_Work order_. Will you extract the entries word for word? Images should not appear in the copy.

------ Source material ------

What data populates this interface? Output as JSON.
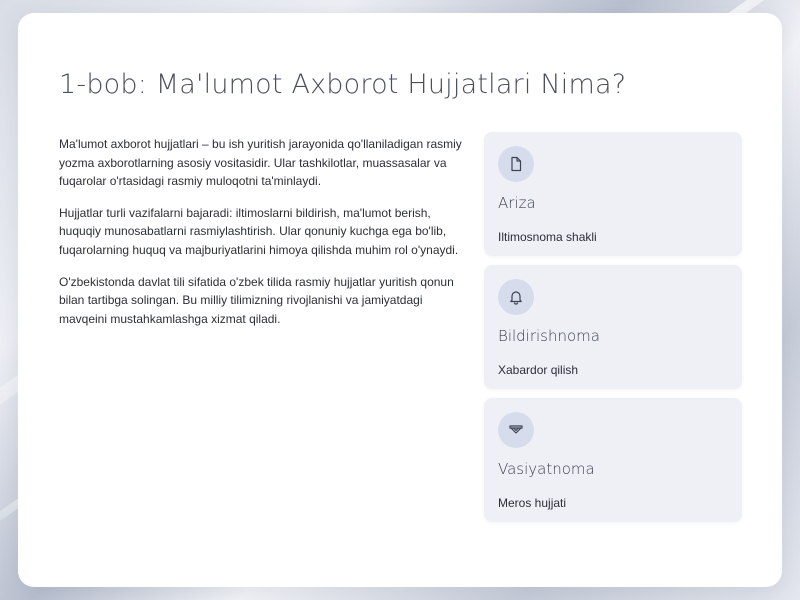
{
  "page": {
    "title": "1-bob: Ma'lumot Axborot Hujjatlari Nima?"
  },
  "intro": {
    "paragraphs": [
      "Ma'lumot axborot hujjatlari – bu ish yuritish jarayonida qo'llaniladigan rasmiy yozma axborotlarning asosiy vositasidir. Ular tashkilotlar, muassasalar va fuqarolar o'rtasidagi rasmiy muloqotni ta'minlaydi.",
      "Hujjatlar turli vazifalarni bajaradi: iltimoslarni bildirish, ma'lumot berish, huquqiy munosabatlarni rasmiylashtirish. Ular qonuniy kuchga ega bo'lib, fuqarolarning huquq va majburiyatlarini himoya qilishda muhim rol o'ynaydi.",
      "O'zbekistonda davlat tili sifatida o'zbek tilida rasmiy hujjatlar yuritish qonun bilan tartibga solingan. Bu milliy tilimizning rivojlanishi va jamiyatdagi mavqeini mustahkamlashga xizmat qiladi."
    ]
  },
  "features": [
    {
      "icon": "document-icon",
      "title": "Ariza",
      "description": "Iltimosnoma shakli"
    },
    {
      "icon": "bell-icon",
      "title": "Bildirishnoma",
      "description": "Xabardor qilish"
    },
    {
      "icon": "scroll-icon",
      "title": "Vasiyatnoma",
      "description": "Meros hujjati"
    }
  ],
  "colors": {
    "card_background": "#ffffff",
    "feature_background": "#eef0f6",
    "icon_circle": "#d7dcec",
    "title_text": "#4a4f5c",
    "body_text": "#2c2f36"
  }
}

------

_Response to this task_.
What data populates this interface? Output as JSON.
{
  "page": {
    "title": "1-bob: Ma'lumot Axborot Hujjatlari Nima?"
  },
  "intro": {
    "paragraphs": [
      "Ma'lumot axborot hujjatlari – bu ish yuritish jarayonida qo'llaniladigan rasmiy yozma axborotlarning asosiy vositasidir. Ular tashkilotlar, muassasalar va fuqarolar o'rtasidagi rasmiy muloqotni ta'minlaydi.",
      "Hujjatlar turli vazifalarni bajaradi: iltimoslarni bildirish, ma'lumot berish, huquqiy munosabatlarni rasmiylashtirish. Ular qonuniy kuchga ega bo'lib, fuqarolarning huquq va majburiyatlarini himoya qilishda muhim rol o'ynaydi.",
      "O'zbekistonda davlat tili sifatida o'zbek tilida rasmiy hujjatlar yuritish qonun bilan tartibga solingan. Bu milliy tilimizning rivojlanishi va jamiyatdagi mavqeini mustahkamlashga xizmat qiladi."
    ]
  },
  "features": [
    {
      "icon": "document-icon",
      "title": "Ariza",
      "description": "Iltimosnoma shakli"
    },
    {
      "icon": "bell-icon",
      "title": "Bildirishnoma",
      "description": "Xabardor qilish"
    },
    {
      "icon": "scroll-icon",
      "title": "Vasiyatnoma",
      "description": "Meros hujjati"
    }
  ],
  "colors": {
    "card_background": "#ffffff",
    "feature_background": "#eef0f6",
    "icon_circle": "#d7dcec",
    "title_text": "#4a4f5c",
    "body_text": "#2c2f36"
  }
}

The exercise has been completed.